The change continued to help open the floor for the rest of his teammates and gave them confidence that they could come all the way back from such a large deficit.
“I mean you got a guy that’s hot like that, it takes a lot of pressure off for everybody at that point,” Clippers swingman Paul George said. “Guys play harder. They got a guy who at any point can get hot and is an obvious offensive threat from anywhere on the court. It just fuels the whole team. They want to make extra plays, they want to keep their guy hot, keep the ball in his hands. And then it just gets to a point where they get comfortable, they get confident, the basket is just big for them. So I think that is what happened tonight.”
To put Curry’s recent play into more context, he is now 141-39 in his career when he scores 30 or more points. That’s a .783 win percentage and is the third-best all time among 78 players to record at least 100 3-point games. The only players who have a better percentage are Larry Bird and Hal Greer, according to Elias Sports Bureau research.
“If I can create shots and create momentum scoring the basketball, there’s probably going to be some more attention my way,” Curry said. “And they know that I’m going to try and make the right play at all times and get going and get guys opportunities. For us, we just can’t get in our feelings like we did in the first half, myself included, in terms of if it’s not clicking that we kind of lose our energy a little bit. So that’s on everybody, but that’s on me obviously in terms of just keeping my foot on the gas pedal no matter what’s happening in the game.”
Curry’s latest scoring spree had Warriors personnel almost shaking their heads in collective disbelief after the game.
“Sometimes, I’ve got to remember that I’m his teammate,” Warriors forward Eric Paschall said. “I’m so used to watching it on TV. Sometimes I got to remember like, ‘Hey, hold on. You’re playing with Steph.’ But sometimes you do want to sit there and watch. I’m not going to lie.”
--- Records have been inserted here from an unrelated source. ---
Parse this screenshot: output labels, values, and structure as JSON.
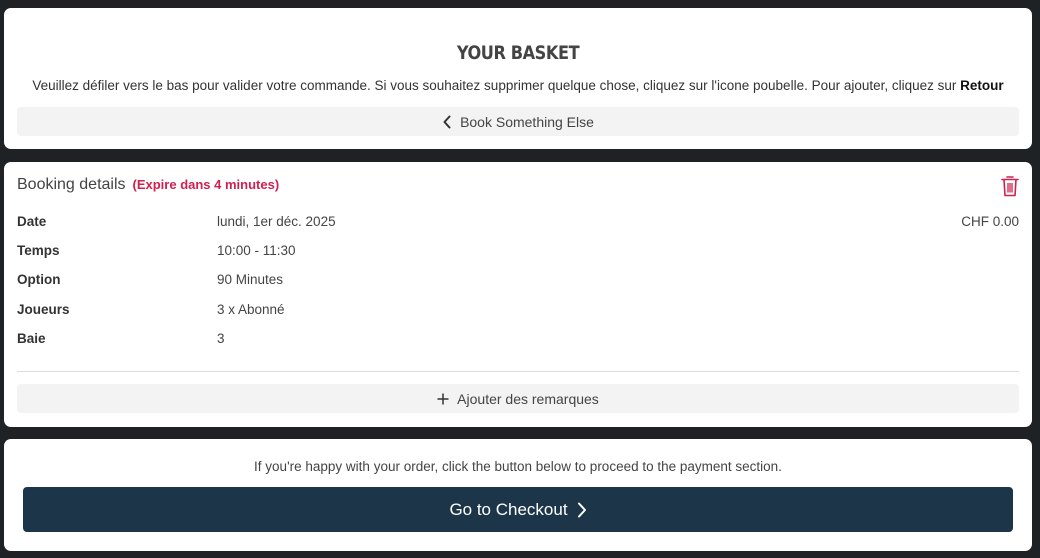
{
  "basket": {
    "title": "YOUR BASKET",
    "instructions": "Veuillez défiler vers le bas pour valider votre commande. Si vous souhaitez supprimer quelque chose, cliquez sur l'icone poubelle. Pour ajouter, cliquez sur",
    "instructions_bold": "Retour",
    "back_label": "Book Something Else"
  },
  "booking": {
    "heading": "Booking details",
    "expiry": "(Expire dans 4 minutes)",
    "price": "CHF 0.00",
    "rows": [
      {
        "key": "Date",
        "value": "lundi, 1er déc. 2025"
      },
      {
        "key": "Temps",
        "value": "10:00 - 11:30"
      },
      {
        "key": "Option",
        "value": "90 Minutes"
      },
      {
        "key": "Joueurs",
        "value": "3 x Abonné"
      },
      {
        "key": "Baie",
        "value": "3"
      }
    ],
    "remarks_label": "Ajouter des remarques"
  },
  "checkout": {
    "info": "If you're happy with your order, click the button below to proceed to the payment section.",
    "button_label": "Go to Checkout"
  },
  "colors": {
    "accent": "#d11f4e",
    "checkout_button": "#1c3549",
    "page_background": "#1f2224"
  },
  "icons": [
    "chevron-left-icon",
    "trash-icon",
    "plus-icon",
    "chevron-right-icon"
  ]
}
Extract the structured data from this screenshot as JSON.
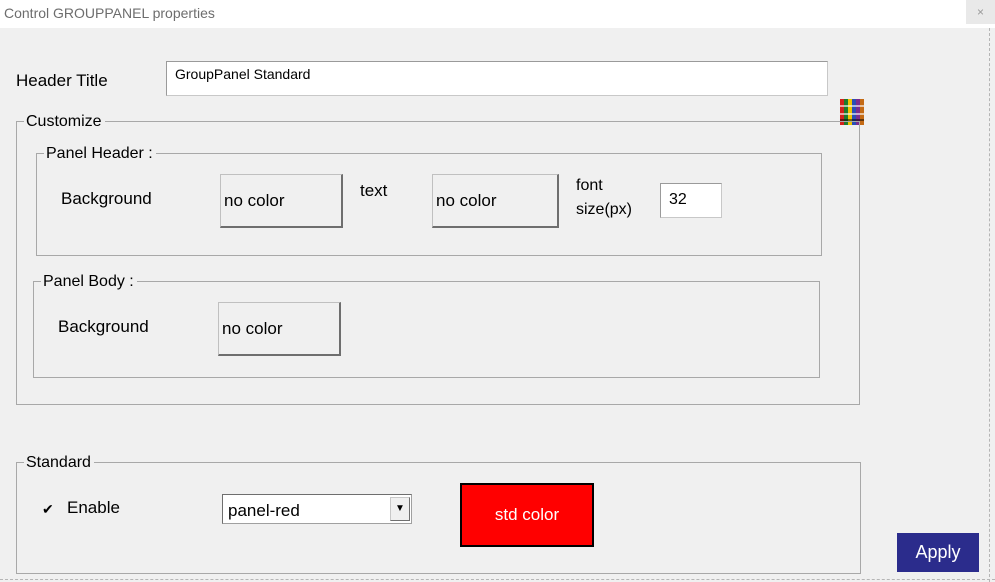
{
  "window": {
    "title": "Control GROUPPANEL properties",
    "close_label": "×"
  },
  "header_title": {
    "label": "Header Title",
    "value": "GroupPanel Standard"
  },
  "customize": {
    "legend": "Customize",
    "palette_icon": "color-palette-icon",
    "panel_header": {
      "legend": "Panel Header :",
      "background_label": "Background",
      "background_button": "no color",
      "text_label": "text",
      "text_button": "no color",
      "font_size_label_1": "font",
      "font_size_label_2": "size(px)",
      "font_size_value": "32"
    },
    "panel_body": {
      "legend": "Panel Body :",
      "background_label": "Background",
      "background_button": "no color"
    }
  },
  "standard": {
    "legend": "Standard",
    "enable_checked_glyph": "✔",
    "enable_label": "Enable",
    "select_value": "panel-red",
    "select_arrow": "▼",
    "std_color_label": "std color"
  },
  "apply_label": "Apply",
  "colors": {
    "std_color": "#ff0000",
    "apply_bg": "#2b2c8c"
  }
}
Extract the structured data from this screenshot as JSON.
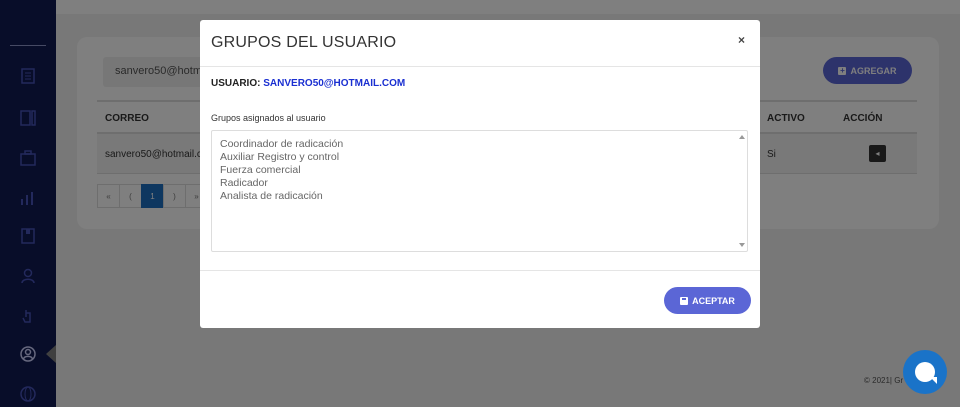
{
  "background": {
    "filter_value": "sanvero50@hotm",
    "add_button_label": "AGREGAR",
    "table": {
      "headers": [
        "CORREO",
        "ACTIVO",
        "ACCIÓN"
      ],
      "row": {
        "correo": "sanvero50@hotmail.c",
        "activo": "Si",
        "action_icon": "◂"
      }
    },
    "pager": [
      "«",
      "(",
      "1",
      ")",
      "»"
    ],
    "footer": "© 2021| Gr"
  },
  "modal": {
    "title": "GRUPOS DEL USUARIO",
    "close_label": "×",
    "user_label": "USUARIO:",
    "user_email": "SANVERO50@HOTMAIL.COM",
    "groups_label": "Grupos asignados al usuario",
    "groups": [
      "Coordinador de radicación",
      "Auxiliar Registro y control",
      "Fuerza comercial",
      "Radicador",
      "Analista de radicación"
    ],
    "accept_label": "ACEPTAR"
  },
  "colors": {
    "sidebar": "#111a52",
    "accent": "#5b66d6",
    "email": "#1a2fd1",
    "chat": "#1a73c8"
  }
}
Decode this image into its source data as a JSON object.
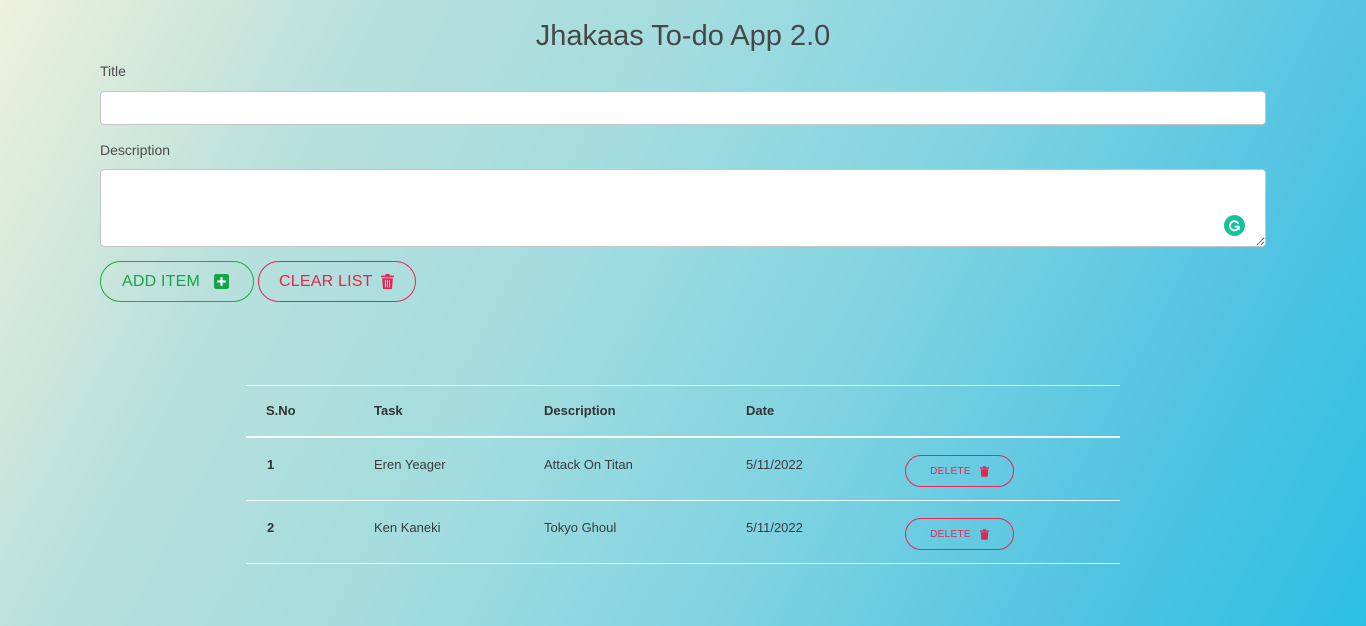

On top of Curry’s performance, the Warriors ended their night with a joyous moment when Curry and the rest of the roster handed the game ball to longtime scorekeeper Fred Kast.
Kast, who has worked for the team for 57 years, got a picture with the Warriors players and made one final basket under the rim with Curry by his side.
“That was such a cool moment,” Kerr said. “It’s just remarkable when you think about how many basketball games Fred has seen, and how much he’s committed to the Warriors organization. Going back to working games at the Cow Palace. It was so beautiful to see him out there. He was genuinely thrilled to be on the court with the guys. They signed the game ball, gave it to him. It was really a beautiful moment. It’s the stuff that happens in sports that I think that pulls us all towards basketball, towards competition. All the people around the team who help and who are passionate about the game, are a part of all this. It was beautiful.”
ESPN’s Ohm Youngmisuk contributed to this report.